▸ TO DO
A verbatim repeat of the records beneath this line is needed.

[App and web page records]
=====

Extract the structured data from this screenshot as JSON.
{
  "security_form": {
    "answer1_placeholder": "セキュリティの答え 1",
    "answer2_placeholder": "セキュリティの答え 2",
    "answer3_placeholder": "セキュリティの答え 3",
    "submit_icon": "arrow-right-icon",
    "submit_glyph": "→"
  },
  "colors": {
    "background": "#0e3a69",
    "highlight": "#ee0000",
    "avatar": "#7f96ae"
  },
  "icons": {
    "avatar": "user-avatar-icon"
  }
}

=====

▸ RESPONSE AREA
Extract the structured data from this screenshot as JSON.
{
  "security_form": {
    "answer1_placeholder": "セキュリティの答え 1",
    "answer2_placeholder": "セキュリティの答え 2",
    "answer3_placeholder": "セキュリティの答え 3",
    "submit_icon": "arrow-right-icon",
    "submit_glyph": "→"
  },
  "colors": {
    "background": "#0e3a69",
    "highlight": "#ee0000",
    "avatar": "#7f96ae"
  },
  "icons": {
    "avatar": "user-avatar-icon"
  }
}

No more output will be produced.